Berlin cuts GDP growth forecast

Germany has halved its economic growth forecast for 2019, but Economy Minister spoke of a "wake-up call".

Deutsche Wirtschaft
dpa

Berlin (dpa) - The German government has cut its growth forecast in half for gross domestic product (GDP) in 2019, from 1 per cent to 0.5 per cent.

Announcing the cut, Economy Minister Peter Altmaier spoke on Wednesday in Berlin of a "wake-up call," saying that politicians need to think about how to stimulate growth in Europe's largest economy.

Altmaier advocated relief on taxes, fees and bureaucracy. He also proposed a moratorium on measures that put pressure on the economy.

The main reason for the weaker forecast is a slowdown in the global economy, as well as global trade conflicts - such as between the United States and China, and the US and the European Union - which hit Germany's export-heavy economy hard.

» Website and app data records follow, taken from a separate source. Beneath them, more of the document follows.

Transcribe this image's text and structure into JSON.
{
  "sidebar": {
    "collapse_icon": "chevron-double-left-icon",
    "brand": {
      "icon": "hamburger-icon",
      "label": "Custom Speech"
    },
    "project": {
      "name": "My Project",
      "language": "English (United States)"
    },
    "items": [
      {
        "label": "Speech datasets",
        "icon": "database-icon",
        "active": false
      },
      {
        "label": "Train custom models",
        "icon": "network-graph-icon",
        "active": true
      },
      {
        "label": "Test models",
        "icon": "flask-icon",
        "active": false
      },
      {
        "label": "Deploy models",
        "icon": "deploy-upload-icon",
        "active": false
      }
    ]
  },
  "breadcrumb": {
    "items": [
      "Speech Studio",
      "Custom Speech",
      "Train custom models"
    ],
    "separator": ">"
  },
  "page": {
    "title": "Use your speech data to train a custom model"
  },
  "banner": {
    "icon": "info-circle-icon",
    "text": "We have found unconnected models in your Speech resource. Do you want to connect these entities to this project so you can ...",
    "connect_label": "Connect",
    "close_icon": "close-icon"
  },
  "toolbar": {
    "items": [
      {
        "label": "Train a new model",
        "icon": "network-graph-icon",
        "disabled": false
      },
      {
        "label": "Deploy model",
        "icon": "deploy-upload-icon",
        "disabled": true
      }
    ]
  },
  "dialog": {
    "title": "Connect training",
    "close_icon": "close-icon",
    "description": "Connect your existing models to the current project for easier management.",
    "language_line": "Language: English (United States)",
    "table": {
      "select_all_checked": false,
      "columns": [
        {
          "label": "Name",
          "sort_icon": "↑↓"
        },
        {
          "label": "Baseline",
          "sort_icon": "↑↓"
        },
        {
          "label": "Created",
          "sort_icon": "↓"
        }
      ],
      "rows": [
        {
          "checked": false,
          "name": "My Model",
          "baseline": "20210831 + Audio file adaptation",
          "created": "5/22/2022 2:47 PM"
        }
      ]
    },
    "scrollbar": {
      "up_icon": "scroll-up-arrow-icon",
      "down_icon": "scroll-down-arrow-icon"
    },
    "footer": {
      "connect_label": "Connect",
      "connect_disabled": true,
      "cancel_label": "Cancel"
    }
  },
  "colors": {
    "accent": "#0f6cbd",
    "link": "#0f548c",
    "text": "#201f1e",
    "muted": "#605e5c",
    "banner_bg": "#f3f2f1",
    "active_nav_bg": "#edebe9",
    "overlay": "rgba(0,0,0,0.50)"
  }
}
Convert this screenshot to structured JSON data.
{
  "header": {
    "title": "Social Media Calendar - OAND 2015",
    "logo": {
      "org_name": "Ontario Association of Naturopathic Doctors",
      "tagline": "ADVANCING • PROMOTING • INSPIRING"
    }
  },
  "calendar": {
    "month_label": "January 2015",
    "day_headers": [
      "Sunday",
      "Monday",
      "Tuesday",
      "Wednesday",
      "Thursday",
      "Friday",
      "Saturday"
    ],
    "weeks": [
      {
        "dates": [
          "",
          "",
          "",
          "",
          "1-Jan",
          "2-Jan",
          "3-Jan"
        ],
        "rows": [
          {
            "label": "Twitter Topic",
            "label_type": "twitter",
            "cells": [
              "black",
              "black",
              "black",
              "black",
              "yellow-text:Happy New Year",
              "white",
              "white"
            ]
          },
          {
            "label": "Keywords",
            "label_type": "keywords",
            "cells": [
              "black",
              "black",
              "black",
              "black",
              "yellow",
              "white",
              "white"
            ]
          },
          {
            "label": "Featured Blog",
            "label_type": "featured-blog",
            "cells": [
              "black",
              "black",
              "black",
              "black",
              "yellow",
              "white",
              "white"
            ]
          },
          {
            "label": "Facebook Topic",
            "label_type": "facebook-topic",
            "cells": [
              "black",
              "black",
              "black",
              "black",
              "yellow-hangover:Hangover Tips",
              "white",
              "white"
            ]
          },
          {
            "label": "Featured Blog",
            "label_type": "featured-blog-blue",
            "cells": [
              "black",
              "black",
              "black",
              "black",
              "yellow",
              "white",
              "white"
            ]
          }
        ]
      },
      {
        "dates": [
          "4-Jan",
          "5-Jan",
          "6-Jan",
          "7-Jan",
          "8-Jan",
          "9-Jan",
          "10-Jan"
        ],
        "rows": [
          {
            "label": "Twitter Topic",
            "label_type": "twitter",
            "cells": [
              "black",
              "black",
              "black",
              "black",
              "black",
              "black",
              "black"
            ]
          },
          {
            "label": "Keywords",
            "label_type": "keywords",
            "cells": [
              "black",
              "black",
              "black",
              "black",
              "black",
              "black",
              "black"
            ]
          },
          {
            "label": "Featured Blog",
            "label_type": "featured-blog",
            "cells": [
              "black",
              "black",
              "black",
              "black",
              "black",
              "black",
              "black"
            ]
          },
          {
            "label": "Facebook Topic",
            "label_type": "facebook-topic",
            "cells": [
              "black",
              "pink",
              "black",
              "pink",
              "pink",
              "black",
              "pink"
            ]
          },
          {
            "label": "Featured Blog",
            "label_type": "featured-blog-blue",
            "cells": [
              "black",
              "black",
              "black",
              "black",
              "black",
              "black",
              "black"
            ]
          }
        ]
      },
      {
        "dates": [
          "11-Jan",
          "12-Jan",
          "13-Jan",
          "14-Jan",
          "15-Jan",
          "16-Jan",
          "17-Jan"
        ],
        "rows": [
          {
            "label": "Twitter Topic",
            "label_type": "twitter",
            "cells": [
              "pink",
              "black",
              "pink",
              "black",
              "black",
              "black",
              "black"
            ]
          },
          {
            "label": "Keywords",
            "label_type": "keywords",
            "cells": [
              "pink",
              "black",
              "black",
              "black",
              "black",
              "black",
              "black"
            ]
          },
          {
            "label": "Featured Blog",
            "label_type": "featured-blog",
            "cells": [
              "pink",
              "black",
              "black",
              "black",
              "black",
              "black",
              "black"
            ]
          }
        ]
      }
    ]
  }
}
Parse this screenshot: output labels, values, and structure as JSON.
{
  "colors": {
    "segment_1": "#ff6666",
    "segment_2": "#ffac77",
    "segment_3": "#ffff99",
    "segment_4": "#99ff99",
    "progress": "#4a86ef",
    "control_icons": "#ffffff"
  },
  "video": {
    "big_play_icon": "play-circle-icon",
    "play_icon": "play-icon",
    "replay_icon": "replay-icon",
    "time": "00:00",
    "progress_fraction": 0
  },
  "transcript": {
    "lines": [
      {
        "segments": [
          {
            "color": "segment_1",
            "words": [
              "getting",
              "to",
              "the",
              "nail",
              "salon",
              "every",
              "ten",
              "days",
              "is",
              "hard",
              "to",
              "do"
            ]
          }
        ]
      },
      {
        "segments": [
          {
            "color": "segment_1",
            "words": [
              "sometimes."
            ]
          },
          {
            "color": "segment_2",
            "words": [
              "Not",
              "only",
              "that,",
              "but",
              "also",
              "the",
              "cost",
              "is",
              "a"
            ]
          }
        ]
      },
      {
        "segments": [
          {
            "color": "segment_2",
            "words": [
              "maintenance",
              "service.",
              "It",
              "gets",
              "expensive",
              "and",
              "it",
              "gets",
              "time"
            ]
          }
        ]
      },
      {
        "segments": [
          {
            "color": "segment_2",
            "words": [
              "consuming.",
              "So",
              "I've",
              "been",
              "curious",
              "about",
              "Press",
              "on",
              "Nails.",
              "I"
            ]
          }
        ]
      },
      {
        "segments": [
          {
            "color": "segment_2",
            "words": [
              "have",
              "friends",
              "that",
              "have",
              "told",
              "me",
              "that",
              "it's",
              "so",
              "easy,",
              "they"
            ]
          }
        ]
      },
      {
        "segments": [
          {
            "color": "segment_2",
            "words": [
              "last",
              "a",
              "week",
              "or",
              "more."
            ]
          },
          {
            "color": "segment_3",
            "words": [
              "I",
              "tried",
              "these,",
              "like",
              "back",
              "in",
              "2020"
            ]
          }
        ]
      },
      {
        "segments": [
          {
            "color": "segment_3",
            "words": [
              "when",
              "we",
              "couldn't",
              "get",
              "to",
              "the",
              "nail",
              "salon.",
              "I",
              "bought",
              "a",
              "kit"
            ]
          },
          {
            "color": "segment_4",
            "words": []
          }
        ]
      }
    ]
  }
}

In addition, German companies have been holding back on investments in machinery and equipment, Altmaier said.

The minister expects the German economy to revive in the second half of the year. For 2020, he expects growth of 1.5 per cent.

Altmaier said that he was in favour of cutting corporate taxes and that there was room for manoeuvre in the federal budget to facilitate this.

However, Finance Minister Olaf Scholz has spoken out against tax cuts, saying Germany should not take part in an international tax race to the bottom.

Altmaier said he wanted to go to his cabinet colleagues after the Easter break to lobby for relief for companies and citizens.

Leading economists had also lowered their GDP growth forecast forecast for Germany to 0.8 per cent for 2019, meaning the government is a bit more pessimistic.